> _WORK REQUEST_:
Below are records; say how many of their lines include the word "naar", giving nothing but the number.

> _RECORDS FOR THE TASK_:

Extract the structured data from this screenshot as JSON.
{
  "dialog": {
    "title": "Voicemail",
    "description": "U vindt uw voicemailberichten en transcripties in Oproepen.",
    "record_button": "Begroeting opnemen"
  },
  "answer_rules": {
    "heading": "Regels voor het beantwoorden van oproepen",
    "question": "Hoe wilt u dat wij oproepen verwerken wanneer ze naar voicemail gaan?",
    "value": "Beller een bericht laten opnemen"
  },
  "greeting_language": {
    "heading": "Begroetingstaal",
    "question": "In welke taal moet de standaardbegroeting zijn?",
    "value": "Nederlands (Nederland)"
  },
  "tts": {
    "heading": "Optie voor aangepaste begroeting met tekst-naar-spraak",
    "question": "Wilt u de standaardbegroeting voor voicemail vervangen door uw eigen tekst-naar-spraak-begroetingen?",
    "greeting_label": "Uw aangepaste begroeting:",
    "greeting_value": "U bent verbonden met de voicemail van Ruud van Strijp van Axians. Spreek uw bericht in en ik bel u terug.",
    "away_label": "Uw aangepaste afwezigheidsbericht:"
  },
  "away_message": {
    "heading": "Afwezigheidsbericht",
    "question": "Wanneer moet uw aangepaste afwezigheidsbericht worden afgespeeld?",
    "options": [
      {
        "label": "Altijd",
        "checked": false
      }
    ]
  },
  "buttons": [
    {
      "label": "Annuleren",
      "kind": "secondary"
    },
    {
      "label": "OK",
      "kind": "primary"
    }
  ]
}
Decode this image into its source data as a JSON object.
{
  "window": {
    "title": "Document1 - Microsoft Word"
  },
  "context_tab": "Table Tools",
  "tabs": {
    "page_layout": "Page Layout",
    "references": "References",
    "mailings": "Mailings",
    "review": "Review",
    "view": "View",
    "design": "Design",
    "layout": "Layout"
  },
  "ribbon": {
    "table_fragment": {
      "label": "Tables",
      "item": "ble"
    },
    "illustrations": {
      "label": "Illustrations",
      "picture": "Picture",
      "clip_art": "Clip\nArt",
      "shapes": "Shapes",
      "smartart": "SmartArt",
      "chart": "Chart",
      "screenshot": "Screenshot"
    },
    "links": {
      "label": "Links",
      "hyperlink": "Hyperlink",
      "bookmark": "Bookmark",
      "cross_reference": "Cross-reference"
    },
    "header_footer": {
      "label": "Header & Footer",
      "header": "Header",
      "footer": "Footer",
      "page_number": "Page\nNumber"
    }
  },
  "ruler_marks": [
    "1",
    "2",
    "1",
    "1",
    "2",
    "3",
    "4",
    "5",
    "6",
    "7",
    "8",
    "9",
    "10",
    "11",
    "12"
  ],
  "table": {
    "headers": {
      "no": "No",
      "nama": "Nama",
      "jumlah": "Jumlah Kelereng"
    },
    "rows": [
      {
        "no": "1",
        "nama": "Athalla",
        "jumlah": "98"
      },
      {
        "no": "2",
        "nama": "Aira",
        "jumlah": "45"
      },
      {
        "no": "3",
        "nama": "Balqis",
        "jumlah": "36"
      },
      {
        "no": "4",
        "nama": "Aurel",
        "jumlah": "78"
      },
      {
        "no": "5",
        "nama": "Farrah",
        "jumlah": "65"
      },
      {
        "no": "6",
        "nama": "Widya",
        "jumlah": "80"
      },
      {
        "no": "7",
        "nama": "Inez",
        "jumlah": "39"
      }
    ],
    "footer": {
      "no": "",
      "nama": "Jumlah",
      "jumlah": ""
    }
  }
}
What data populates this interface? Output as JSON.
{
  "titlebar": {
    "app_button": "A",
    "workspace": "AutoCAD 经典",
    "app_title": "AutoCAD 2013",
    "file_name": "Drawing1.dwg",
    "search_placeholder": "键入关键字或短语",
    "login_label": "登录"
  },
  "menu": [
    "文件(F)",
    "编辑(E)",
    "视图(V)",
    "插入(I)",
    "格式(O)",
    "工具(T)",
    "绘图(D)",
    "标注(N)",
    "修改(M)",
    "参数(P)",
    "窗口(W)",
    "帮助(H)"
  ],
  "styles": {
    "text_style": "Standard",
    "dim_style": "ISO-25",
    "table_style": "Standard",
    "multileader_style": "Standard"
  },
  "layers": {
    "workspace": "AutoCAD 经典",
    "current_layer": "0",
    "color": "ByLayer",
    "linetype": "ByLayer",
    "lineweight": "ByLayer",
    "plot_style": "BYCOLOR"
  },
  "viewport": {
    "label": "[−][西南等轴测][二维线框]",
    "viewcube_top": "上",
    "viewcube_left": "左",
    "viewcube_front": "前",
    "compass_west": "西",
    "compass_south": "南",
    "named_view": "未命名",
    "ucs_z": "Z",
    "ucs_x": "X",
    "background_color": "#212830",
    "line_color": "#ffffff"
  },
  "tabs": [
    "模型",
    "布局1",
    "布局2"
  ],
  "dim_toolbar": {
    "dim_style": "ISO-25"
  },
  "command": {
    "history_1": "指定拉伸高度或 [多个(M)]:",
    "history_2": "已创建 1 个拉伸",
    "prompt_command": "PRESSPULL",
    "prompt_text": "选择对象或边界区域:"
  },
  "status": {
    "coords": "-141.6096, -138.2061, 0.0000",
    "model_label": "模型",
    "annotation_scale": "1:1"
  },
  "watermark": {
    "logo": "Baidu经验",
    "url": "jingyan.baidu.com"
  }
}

> _TASK RESULT_:
3